Chinese mythology Chinese mythology refers to those myths found in the historical geographic area of China: these include myths in Chinese and other languages, as transmitted by Han Chinese as well as other ethnic groups (of which fifty-six are officially recognized by the current administration of China).[1] Chinese mythology includes creation myths and legends, such as myths concerning the founding of Chinese culture and the Chinese state. As in many cultures' mythologies, Chinese mythology has in the past been believed to be, at least in part, a factual recording of history.
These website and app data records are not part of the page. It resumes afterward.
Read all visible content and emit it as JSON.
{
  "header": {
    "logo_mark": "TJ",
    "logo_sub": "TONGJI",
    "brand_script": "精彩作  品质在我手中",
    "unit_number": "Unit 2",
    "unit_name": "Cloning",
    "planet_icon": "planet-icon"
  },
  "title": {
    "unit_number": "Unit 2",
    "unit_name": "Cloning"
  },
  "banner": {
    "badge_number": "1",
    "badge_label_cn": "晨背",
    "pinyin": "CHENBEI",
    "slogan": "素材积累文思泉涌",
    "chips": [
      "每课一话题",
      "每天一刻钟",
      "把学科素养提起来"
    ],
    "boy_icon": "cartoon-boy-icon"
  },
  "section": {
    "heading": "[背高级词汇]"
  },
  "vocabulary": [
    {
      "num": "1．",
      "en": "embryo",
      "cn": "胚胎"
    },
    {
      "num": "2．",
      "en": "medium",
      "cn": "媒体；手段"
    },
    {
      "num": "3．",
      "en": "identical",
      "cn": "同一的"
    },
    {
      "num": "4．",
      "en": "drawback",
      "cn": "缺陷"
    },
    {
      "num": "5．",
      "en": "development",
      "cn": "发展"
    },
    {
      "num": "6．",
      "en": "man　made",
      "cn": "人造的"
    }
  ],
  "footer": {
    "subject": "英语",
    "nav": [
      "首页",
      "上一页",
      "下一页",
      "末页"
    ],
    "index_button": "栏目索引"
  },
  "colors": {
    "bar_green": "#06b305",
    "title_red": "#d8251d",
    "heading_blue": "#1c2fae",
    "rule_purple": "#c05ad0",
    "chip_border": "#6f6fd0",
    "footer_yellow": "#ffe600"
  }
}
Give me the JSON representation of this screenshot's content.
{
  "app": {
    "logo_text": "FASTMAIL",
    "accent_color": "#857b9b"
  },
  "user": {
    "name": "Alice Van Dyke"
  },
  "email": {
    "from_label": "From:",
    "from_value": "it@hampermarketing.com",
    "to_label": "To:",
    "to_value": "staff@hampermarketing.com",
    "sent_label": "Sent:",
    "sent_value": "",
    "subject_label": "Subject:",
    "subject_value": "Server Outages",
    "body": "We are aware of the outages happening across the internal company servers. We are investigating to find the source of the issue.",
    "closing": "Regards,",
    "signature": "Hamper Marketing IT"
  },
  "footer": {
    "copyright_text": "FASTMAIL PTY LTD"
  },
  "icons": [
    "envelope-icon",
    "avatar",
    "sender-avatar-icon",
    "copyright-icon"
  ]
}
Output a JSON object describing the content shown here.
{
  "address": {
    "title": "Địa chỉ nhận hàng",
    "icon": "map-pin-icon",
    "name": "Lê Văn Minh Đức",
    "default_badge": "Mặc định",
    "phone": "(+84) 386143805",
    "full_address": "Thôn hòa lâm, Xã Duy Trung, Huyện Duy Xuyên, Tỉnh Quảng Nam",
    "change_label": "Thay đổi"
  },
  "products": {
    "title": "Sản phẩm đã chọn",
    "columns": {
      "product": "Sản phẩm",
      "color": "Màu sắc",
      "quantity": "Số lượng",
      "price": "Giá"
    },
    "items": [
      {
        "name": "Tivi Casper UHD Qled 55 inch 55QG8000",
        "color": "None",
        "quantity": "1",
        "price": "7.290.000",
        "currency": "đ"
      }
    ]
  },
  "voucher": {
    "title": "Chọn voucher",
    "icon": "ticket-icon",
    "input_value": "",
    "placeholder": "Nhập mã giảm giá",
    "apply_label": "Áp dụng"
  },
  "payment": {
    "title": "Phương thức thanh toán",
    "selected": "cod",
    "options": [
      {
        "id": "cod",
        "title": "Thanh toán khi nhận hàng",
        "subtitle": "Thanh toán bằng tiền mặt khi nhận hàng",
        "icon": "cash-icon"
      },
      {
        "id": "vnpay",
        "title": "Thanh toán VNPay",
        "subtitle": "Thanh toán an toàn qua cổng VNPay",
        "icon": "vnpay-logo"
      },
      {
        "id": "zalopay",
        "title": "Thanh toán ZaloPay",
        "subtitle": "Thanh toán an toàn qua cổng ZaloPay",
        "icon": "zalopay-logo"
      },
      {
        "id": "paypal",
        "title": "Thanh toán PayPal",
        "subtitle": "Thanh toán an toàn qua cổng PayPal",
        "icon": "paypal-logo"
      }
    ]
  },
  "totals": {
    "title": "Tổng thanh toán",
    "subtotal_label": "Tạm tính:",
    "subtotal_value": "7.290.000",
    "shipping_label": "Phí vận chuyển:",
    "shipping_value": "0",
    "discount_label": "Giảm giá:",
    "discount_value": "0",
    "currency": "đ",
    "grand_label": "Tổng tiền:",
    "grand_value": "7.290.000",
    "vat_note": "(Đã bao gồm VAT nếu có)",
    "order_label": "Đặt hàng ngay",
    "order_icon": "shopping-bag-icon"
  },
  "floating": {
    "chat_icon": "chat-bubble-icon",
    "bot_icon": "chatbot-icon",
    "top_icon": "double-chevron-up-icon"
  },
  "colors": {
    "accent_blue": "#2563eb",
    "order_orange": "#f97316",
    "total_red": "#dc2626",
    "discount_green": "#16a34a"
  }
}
Thus, in the study of historical Chinese culture, many of the stories that have been told regarding characters and events which have been written or told of the distant past have a double tradition: one which presents a more historicized and one which presents a more mythological version.[2] Historians have written evidence of Chinese mythological symbolism from the 12th century BC in the Oracle bone script. Major concepts[edit]

Rapa Nui mythology The Rapa Nui mythology, also known as Pascuense mythology or Easter Island mythology, is the name given to the myths, legends and beliefs (before being converted to Christianity) of the native Rapanui people of the island of Rapa Nui (Easter Island), located in the south eastern Pacific Ocean, almost 4,000 kilometres (2,500 mi) from continental Chile. The myth of origin[edit] According to Rapa Nui mythology Hotu Matu'a was the legendary first settler and ariki mau ("supreme chief" or "king") of Easter Island.[1] Hotu Matu'a and his two canoe (or one double hulled canoe) colonising party were Polynesians from the now unknown land of Hiva (probably the Marquesas). Ancestor Cult[edit] The most visible element in the culture was the production of massive statues called moai that represented deified ancestors. The Birdman Cult[edit] Myths of Rapa Nui[edit] References[edit] Further reading[edit] Kjellgren, Eric, et al. (2001).

Related: